Actually, espresso seems to be the hardest word, at least to pronounce and if you happen to work as a 'barista' for any major UK coffee chain, it's nigh on impossible: hashtag eXpresso.
The need for an apology has been highlighted several times in recent months, with David Cameron's apology being the most in demand. He's been asked to apologise for the British massacre at Amritsar, for the Bloody Sunday shootings, for the police errors and subsequent cover-up at Hillsborough. Each time the significance of the event seems to have been lost in the desperate clamour for apology, which is unfortunate but inevitable given the need for a simple banner headline. The events (in 1919, 1972 and 1989) have nothing to do with Cameron personally and therefore he is in effect being asked to apologise for the faults of others. I don't think anyone would argue that British people in authority were at fault in each of these cases, and given that few if any of them are around to apologise now, it seems that if an apology is required it must carry most weight when delivered by the man at the top. Not even the most ardent Cameron-haters would suggest that he's apologising for any wrong-doing on his part, so what's the problem?
We all apologise multiple times every day - when we hand over a £20 note to pay for a single stamp to when someone barges into us in the street - we simply can't wait to apologise. Maybe it's because we'll never see these people again, or because we feel that it's merely customary to apologise, or because it's simply a learned reaction. We're not really sorry of course, and maybe that's why it's easier to get the word out.
An apology should make everyone feel better, or at least make a person on one side of the apology feel better. It's a way of drawing a line under things; it signals the time to move on. I hesitate to use the dreadful word 'closure', but that's what I'm hinting at. However, in too many cases it's seen as a sign of weakness to apologise; one is handing the initiative to the other person and providing them with back-up ammunition to be brought out during a later argument.
Problems tend to arise because we feel the need to categorise apologies under so many headings, some of which are likely to inflame the situation:
1. I'm apologising for something I have done wrong and feel that it's right to say sorry.
2. I'm apologising even though I don't think I've done anything wrong. This tends to be used as a way of diffusing an argument one wants to get out of.
3. I'm apologising because you're upset with me even though I don't think I did anything to upset you. This is usually delivered as an apology which isn't really an apology at all: 'I'm sorry that you feel this way' i.e. it's actually mostly your fault that you feel this way.
4. I'm apologising for the situation, even though it's clearly someone else's fault. I shoulder overall responsibility and therefore it's reasonable for me to apologise.
I'd suggest that 1 is a pretty good reason to apologise and 4 is not someone we should shy away from. I do a fair amount of 4 in my job and it's surprising how often it catches people off-balance when they demand an apology and you give it to them. They often seem disappointed and had hoped they would be able to get in a few jabs before the knock-out. It's as though there's something disconcerting about the immediacy and unexpectedness of an apology.
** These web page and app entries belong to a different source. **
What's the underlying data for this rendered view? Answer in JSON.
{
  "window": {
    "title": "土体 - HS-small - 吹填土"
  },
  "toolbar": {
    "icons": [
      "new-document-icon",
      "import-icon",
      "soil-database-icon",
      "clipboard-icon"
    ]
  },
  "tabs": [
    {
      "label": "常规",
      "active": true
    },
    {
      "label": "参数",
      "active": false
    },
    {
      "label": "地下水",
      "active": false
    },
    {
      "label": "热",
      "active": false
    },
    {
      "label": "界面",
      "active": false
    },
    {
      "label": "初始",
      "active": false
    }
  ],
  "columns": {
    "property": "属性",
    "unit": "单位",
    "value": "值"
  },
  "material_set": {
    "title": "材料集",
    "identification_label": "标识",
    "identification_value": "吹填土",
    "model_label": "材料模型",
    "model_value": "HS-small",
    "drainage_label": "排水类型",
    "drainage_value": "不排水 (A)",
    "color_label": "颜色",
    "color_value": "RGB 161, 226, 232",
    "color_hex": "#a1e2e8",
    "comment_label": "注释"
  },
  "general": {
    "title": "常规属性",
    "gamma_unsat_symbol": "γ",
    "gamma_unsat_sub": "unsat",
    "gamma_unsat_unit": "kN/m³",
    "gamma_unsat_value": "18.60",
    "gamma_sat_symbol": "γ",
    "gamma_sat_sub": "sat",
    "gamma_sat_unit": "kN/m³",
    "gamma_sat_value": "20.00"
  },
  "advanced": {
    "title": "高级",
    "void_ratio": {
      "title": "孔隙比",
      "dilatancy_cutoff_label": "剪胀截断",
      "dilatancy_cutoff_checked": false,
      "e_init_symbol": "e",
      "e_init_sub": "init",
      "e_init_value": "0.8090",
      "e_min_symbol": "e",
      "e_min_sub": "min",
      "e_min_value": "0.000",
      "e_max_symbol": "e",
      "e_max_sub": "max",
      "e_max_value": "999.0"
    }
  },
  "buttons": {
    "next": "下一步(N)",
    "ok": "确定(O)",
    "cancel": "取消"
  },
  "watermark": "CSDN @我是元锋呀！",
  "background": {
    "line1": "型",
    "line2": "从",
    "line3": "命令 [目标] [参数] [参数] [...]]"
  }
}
Maybe a few people in power could learn from bogun Aussie PM Julia Gillard. Her recent adoption apology was well delivered and fully appropriate. It didn't make her seem weak, merely reasonable. It may not have provided 'closure' to many, but I'm sure it increased the collective 'feeling better-ness', and there's absolutely nothing wrong with that.